**What the task asks**
Work out how many lines below contain "Accounts", then write only that number.

App and web page records
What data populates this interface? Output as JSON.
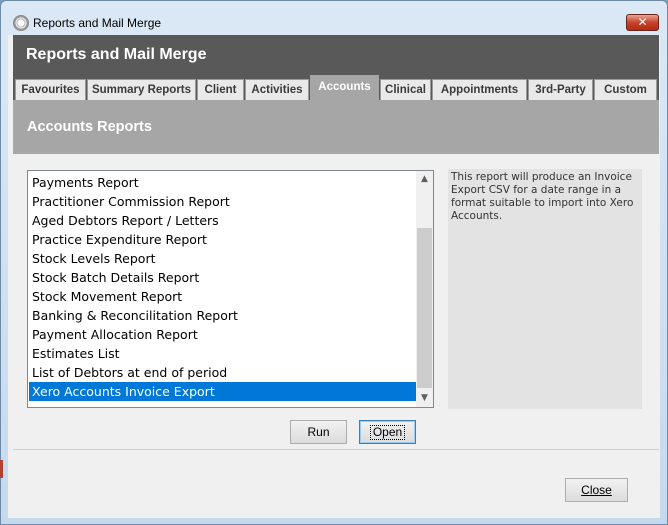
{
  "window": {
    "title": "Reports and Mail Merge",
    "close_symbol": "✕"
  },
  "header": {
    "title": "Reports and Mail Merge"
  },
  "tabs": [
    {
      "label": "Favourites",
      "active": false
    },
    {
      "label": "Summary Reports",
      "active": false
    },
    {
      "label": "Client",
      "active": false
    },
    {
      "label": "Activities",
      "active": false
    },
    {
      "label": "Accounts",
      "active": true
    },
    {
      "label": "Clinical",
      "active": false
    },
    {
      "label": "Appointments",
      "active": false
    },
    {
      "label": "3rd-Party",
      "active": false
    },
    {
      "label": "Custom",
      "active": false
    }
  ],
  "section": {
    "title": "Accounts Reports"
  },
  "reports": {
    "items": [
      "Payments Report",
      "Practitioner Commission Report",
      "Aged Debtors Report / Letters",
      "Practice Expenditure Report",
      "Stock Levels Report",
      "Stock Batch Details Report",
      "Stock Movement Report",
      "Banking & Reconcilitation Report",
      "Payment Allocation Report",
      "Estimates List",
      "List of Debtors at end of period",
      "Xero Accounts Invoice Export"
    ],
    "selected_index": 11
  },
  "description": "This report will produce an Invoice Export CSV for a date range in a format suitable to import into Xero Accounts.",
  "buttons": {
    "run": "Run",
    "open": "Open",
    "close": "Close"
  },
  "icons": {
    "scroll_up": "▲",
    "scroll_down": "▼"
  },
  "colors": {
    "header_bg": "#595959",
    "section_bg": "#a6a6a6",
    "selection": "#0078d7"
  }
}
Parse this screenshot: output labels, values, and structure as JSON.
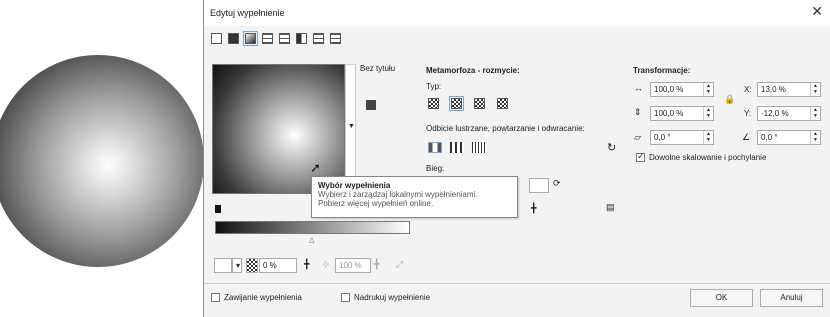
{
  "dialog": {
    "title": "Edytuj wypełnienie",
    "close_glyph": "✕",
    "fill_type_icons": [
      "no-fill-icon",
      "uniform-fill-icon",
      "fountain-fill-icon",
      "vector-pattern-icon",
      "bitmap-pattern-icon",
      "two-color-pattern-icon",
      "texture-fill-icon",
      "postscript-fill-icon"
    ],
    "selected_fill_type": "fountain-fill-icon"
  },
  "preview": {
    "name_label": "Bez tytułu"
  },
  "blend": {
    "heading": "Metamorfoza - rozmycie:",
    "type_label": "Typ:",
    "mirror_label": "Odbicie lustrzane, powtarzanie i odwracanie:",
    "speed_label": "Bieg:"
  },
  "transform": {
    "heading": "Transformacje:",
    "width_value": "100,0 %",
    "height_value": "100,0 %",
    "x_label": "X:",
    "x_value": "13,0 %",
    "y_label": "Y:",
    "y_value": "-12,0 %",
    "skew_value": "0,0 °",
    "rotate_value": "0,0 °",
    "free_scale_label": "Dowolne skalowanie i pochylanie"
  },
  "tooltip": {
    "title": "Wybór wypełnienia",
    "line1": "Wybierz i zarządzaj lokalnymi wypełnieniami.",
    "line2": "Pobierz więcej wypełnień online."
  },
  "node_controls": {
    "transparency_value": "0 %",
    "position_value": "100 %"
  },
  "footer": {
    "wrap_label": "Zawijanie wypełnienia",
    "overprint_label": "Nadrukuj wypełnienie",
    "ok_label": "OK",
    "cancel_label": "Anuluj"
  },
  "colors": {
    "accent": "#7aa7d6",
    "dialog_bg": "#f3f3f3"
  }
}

**Task response**
4